    • Double sampling
    • Stratified random sampling
    • Simple random sampling
  • Also conventional PI and random (no Phase 1)
slide27

Variance with stratification

Variance with simple random sampling

Design effect k=

Relative confidence intervals

at different levels of statistical efficiency

moderate

minimal

substantial

excellent

k=0.25

k=0.50

k=0.67

k=0.83

k=1

after Särndal et al. 1992

timberland area
Timberland area

Sampling error per

1 million acres

volume on timberland
Volume on timberland

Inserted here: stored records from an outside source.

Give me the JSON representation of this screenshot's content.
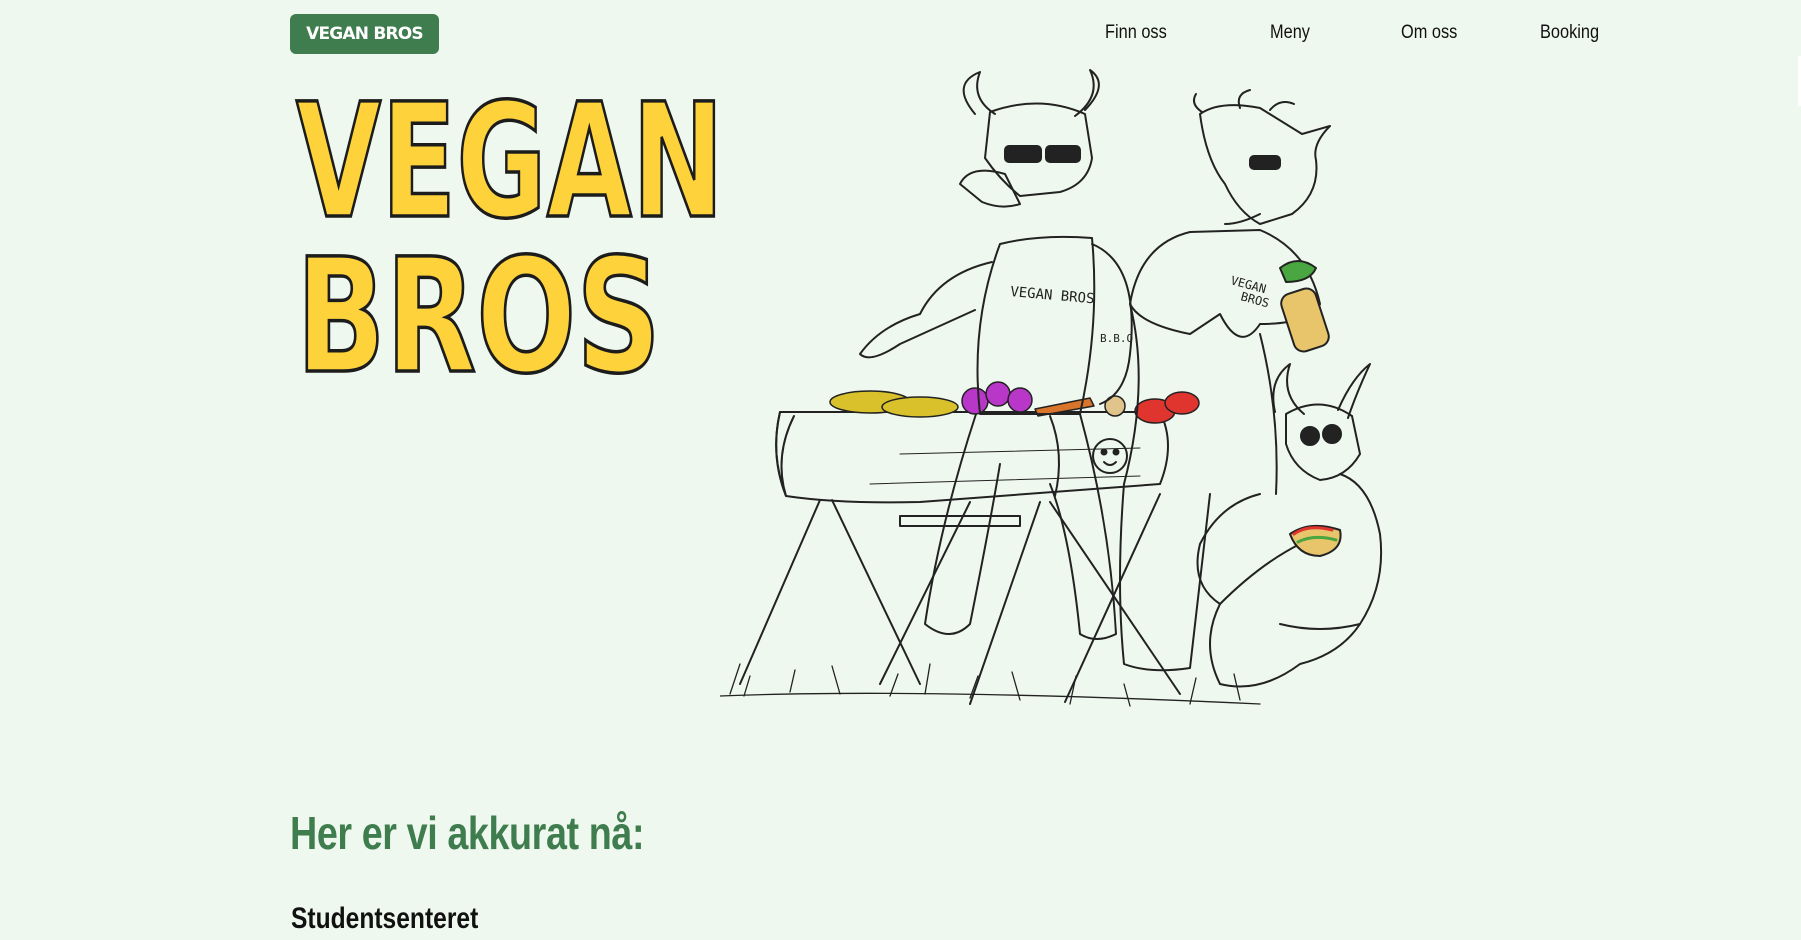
{
  "header": {
    "logo_label": "VEGAN BROS",
    "nav": [
      {
        "label": "Finn oss"
      },
      {
        "label": "Meny"
      },
      {
        "label": "Om oss"
      },
      {
        "label": "Booking"
      }
    ]
  },
  "hero": {
    "title_line1": "VEGAN",
    "title_line2": "BROS",
    "title_color": "#fdd23a",
    "apron_text_1": "VEGAN BROS",
    "apron_text_2": "VEGAN",
    "apron_text_3": "BROS",
    "tattoo_text": "B.B.Q."
  },
  "main": {
    "heading": "Her er vi akkurat nå:",
    "location": "Studentsenteret"
  },
  "colors": {
    "background": "#eff8ee",
    "brand_green": "#3f7d4f",
    "accent_yellow": "#fdd23a"
  }
}
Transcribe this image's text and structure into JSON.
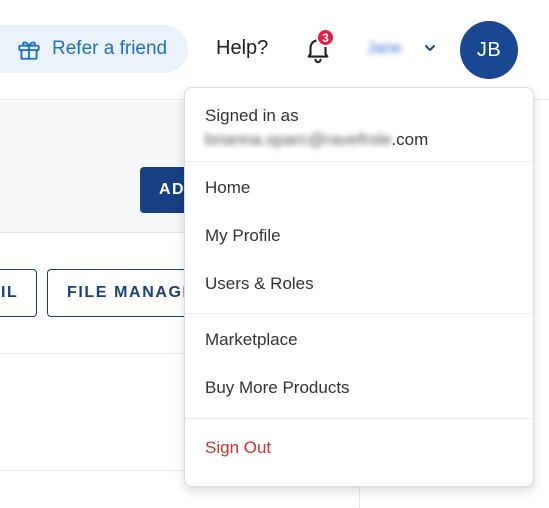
{
  "header": {
    "refer_label": "Refer a friend",
    "help_label": "Help?",
    "notifications_count": "3",
    "user_name": "Jane",
    "avatar_initials": "JB"
  },
  "page": {
    "add_button_label": "AD",
    "tab_email_label": "IL",
    "tab_file_manager_label": "FILE MANAGE"
  },
  "menu": {
    "signed_in_label": "Signed in as",
    "email_obscured": "brianna.sparc@ravefrole",
    "email_domain": ".com",
    "items": [
      "Home",
      "My Profile",
      "Users & Roles",
      "Marketplace",
      "Buy More Products"
    ],
    "sign_out_label": "Sign Out"
  },
  "colors": {
    "accent": "#1a4791",
    "refer_bg": "#eaf2fb",
    "refer_text": "#1f6fc4",
    "badge": "#e11d48",
    "sign_out": "#d32f2f"
  },
  "icons": [
    "gift-icon",
    "bell-icon",
    "chevron-down-icon"
  ]
}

Sampling error per

1 billion cubic feet

coarse woody debris
Coarse Woody Debris

Sampling error per

1 billion cubic feet

slide31

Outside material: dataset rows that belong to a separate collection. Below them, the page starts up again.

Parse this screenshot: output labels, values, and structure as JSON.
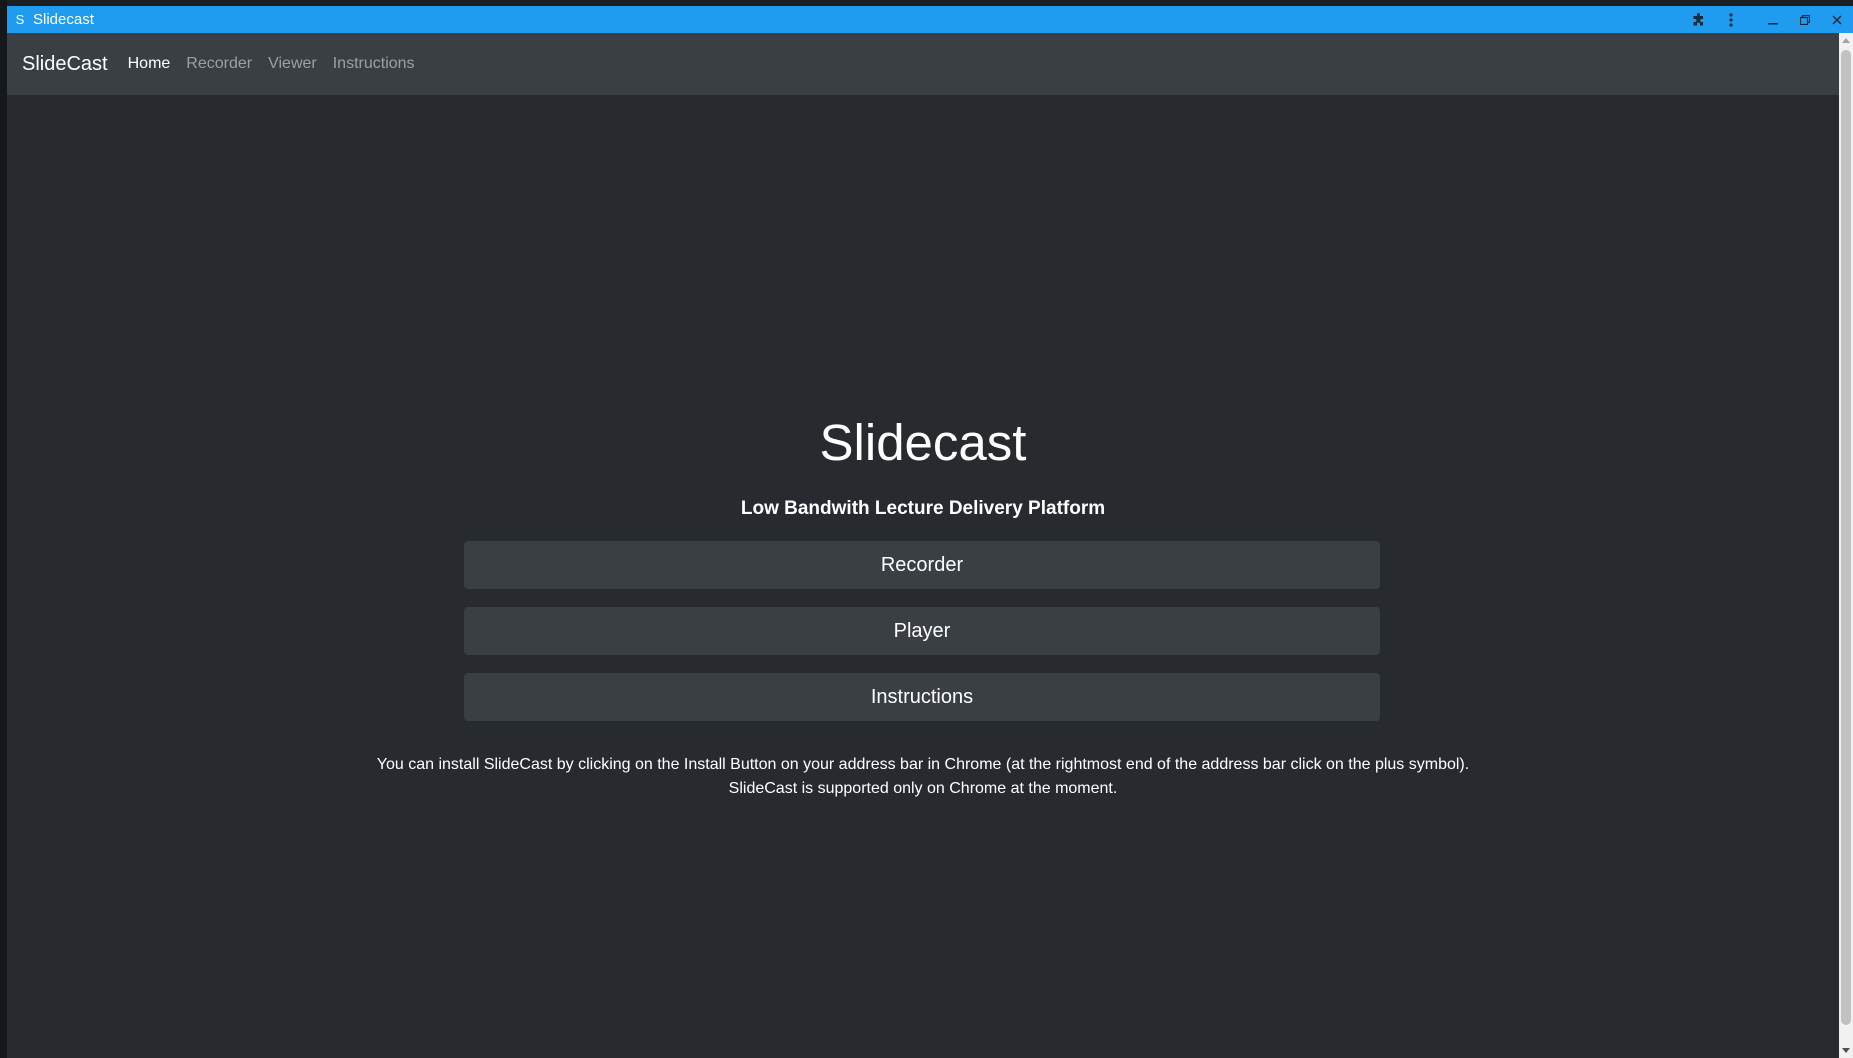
{
  "window": {
    "icon_letter": "S",
    "title": "Slidecast"
  },
  "titlebar_icons": [
    "puzzle-icon",
    "kebab-menu-icon",
    "minimize-icon",
    "restore-icon",
    "close-icon"
  ],
  "navbar": {
    "brand": "SlideCast",
    "links": [
      {
        "label": "Home",
        "active": true
      },
      {
        "label": "Recorder",
        "active": false
      },
      {
        "label": "Viewer",
        "active": false
      },
      {
        "label": "Instructions",
        "active": false
      }
    ]
  },
  "hero": {
    "title": "Slidecast",
    "subtitle": "Low Bandwith Lecture Delivery Platform"
  },
  "buttons": {
    "recorder": "Recorder",
    "player": "Player",
    "instructions": "Instructions"
  },
  "install_note": {
    "line1": "You can install SlideCast by clicking on the Install Button on your address bar in Chrome (at the rightmost end of the address bar click on the plus symbol).",
    "line2": "SlideCast is supported only on Chrome at the moment."
  },
  "colors": {
    "titlebar": "#1f9bf0",
    "navbar": "#3a3f44",
    "background": "#272b30",
    "button": "#3a3f44",
    "text": "#ffffff",
    "nav_inactive": "#9aa0a6"
  }
}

Understory vegetation

cover classes

Class 1:

(0% shrub cover)

Class 2:

(0 – 40 % shrub cover)

Class 3:

( >= 40 % shrub cover)

pi advantages
Generally high precision

Opportunities for ancillary studies

Easy to fine tune

For areas of interest

To fit FIA definitions

Opportunities for year-round employment of some data collection staff

PI- advantages
nlcd advantages
Could standardize in lower 48

Development costs shared among agencies

Pre-rectified/classified imagery huge savings

Precision nearly as good as PI for this study area

NLCD - advantages
fiasco tm advantages
Easily fine tuned to local conditions/needs

Current version gives good precision; may be amenable to improvement

Generates a wall-to-wall FLS map which may be useful to some clients

FIASCO-TM - advantages
calveg advantages
Polygons have many attributes, facilitating customization

Data may be useful for other purposes

Precision performance good

CALVEG - advantages
caveats
Caveats
  • Cost comparisons don’t consider
    • value of maps produced incidental to the stratification
    • capacity to conduct ancillary studies
    • self-sufficiency wrt phase 1 production
  • We don’t yet know true costs for NLCD 2000
sparse forest extension
Sparse forest extension
  • Forest Cover Thresholds
    • NLCD = 25%
    • FIA = 10%
  • Test aging of phase 1
  • Scheduled for Winter 2002 in 4 Central OR counties
sparse forest extension40
Sparse forest extension
  • 1981 and 2001 PI
  • NLCD 1992
  • FIASCO-TM
    • Built on 1981 PI
    • Built on 2001 PI